┌─ GIVEN INFORMATION
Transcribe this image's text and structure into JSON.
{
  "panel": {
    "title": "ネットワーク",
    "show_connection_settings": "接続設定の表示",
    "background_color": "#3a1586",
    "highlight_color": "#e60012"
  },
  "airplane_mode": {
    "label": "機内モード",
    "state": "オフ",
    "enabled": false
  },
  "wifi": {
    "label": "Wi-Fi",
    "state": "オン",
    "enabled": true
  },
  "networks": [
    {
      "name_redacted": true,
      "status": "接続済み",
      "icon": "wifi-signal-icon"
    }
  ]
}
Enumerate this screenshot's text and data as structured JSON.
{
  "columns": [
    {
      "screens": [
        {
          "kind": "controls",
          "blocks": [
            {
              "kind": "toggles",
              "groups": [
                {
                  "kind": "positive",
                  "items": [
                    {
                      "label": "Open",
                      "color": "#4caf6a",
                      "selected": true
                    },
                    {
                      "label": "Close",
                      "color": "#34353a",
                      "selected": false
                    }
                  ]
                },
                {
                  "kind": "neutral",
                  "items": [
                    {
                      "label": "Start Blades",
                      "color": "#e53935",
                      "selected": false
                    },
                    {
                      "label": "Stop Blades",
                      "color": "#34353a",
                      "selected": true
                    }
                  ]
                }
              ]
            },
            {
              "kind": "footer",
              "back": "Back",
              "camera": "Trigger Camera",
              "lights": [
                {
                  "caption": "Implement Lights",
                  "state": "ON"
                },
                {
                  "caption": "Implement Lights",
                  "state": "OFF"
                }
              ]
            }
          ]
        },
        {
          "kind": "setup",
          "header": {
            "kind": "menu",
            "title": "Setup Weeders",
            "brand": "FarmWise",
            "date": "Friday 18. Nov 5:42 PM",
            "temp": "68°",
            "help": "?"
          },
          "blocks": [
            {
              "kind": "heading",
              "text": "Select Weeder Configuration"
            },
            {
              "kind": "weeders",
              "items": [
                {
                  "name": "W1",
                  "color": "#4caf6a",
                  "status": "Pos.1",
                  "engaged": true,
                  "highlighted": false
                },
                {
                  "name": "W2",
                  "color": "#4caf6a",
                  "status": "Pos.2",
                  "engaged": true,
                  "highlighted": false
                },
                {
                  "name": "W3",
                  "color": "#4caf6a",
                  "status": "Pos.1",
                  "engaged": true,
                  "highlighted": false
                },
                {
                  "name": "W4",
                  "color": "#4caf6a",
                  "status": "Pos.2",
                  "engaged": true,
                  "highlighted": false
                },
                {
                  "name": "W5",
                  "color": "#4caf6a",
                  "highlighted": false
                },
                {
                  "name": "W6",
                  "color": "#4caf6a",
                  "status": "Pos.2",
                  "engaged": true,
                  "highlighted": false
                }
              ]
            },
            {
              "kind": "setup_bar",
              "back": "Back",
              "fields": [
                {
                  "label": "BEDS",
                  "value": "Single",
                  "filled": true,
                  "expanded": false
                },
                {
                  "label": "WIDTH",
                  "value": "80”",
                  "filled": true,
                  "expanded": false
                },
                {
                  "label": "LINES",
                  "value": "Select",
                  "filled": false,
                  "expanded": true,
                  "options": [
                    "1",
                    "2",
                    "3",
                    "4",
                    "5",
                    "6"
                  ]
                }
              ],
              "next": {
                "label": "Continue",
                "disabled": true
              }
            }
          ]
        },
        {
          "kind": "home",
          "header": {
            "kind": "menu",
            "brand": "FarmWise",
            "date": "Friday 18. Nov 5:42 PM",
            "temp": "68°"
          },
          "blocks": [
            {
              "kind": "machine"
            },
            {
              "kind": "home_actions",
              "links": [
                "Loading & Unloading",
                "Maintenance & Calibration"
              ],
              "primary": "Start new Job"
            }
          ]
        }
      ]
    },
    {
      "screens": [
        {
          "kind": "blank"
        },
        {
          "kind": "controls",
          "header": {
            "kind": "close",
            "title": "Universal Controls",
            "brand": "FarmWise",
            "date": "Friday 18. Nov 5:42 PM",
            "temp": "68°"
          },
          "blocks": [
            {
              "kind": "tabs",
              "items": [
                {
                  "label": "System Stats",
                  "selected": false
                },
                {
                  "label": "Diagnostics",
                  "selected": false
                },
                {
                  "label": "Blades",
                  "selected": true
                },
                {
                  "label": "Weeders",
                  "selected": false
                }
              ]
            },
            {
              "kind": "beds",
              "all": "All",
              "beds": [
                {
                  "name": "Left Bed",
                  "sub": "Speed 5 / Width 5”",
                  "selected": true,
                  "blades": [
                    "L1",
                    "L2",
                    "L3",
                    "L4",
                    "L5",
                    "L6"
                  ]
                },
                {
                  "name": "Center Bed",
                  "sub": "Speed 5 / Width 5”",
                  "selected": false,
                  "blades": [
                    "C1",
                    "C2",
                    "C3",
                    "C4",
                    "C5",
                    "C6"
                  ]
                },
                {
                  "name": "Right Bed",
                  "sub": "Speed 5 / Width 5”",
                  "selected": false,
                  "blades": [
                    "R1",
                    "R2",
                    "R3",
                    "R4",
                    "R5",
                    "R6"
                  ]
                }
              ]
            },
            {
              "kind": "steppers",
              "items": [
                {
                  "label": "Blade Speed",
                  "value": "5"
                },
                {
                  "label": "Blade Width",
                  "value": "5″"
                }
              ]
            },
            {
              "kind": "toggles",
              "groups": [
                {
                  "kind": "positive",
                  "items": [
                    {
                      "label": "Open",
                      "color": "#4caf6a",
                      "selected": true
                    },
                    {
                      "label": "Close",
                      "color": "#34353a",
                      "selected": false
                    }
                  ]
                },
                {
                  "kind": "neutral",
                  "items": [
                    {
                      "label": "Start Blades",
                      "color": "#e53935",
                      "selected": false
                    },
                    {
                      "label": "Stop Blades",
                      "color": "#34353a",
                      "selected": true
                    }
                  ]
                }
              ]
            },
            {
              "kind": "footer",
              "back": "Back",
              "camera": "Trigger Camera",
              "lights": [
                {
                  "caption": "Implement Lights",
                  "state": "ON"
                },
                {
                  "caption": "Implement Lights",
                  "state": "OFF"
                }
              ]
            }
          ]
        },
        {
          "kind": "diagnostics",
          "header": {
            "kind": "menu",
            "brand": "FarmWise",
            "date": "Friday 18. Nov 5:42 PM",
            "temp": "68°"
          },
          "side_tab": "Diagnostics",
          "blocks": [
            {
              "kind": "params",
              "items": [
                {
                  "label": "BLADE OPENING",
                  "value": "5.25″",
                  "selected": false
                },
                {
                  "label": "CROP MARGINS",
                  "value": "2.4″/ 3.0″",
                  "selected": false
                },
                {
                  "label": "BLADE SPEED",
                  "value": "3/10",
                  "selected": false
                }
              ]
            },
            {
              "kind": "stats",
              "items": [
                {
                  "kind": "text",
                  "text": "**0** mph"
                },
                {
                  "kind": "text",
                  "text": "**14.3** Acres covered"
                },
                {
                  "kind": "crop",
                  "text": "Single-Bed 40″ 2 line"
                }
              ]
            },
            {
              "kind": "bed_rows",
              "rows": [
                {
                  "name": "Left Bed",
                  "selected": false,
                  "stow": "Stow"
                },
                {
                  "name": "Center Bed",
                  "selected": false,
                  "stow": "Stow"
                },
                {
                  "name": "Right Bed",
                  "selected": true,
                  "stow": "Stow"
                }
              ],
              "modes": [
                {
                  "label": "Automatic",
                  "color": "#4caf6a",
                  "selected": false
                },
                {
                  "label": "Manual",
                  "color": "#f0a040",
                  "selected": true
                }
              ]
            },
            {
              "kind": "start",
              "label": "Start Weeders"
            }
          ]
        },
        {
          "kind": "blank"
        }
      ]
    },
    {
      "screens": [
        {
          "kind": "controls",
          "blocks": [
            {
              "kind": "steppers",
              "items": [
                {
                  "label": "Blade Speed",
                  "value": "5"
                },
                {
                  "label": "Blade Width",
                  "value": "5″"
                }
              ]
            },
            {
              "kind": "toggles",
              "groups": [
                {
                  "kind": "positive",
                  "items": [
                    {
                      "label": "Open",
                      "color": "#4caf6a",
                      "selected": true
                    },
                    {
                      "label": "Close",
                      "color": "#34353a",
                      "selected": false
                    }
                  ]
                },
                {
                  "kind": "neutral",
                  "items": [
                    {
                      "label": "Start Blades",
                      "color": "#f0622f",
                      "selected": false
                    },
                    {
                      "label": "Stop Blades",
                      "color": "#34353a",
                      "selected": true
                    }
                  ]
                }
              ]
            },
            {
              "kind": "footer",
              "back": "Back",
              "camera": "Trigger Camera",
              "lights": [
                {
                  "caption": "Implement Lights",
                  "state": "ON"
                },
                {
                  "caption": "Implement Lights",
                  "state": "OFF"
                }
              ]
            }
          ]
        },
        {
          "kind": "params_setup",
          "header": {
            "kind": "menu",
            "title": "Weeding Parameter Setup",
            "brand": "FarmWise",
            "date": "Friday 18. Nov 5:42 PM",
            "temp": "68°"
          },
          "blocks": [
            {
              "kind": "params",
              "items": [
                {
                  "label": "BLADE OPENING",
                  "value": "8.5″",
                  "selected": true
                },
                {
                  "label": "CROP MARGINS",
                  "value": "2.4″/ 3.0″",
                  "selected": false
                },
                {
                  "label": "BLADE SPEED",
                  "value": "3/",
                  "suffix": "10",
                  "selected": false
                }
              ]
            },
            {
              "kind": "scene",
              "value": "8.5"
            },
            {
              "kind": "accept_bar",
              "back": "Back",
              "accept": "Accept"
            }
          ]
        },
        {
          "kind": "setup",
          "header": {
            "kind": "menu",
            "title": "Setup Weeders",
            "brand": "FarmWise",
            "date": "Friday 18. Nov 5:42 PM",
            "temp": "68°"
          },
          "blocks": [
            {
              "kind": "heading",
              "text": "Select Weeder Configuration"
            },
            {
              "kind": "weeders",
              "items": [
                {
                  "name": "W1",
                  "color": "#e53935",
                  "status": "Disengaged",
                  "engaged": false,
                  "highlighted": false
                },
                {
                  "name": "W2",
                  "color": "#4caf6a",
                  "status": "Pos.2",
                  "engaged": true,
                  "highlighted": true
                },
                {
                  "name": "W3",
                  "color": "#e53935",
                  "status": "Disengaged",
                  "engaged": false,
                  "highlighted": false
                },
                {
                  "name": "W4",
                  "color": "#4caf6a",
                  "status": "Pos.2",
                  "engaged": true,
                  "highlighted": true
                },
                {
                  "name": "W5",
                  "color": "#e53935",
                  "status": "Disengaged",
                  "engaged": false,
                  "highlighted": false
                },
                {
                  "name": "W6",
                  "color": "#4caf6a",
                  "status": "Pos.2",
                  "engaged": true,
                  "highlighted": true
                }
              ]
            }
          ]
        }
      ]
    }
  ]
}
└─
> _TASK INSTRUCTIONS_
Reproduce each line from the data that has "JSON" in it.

> _TASK RESPONSE_
Transcribe this image's text and structure into JSON.
Enumerate this screenshot's text and data as structured JSON.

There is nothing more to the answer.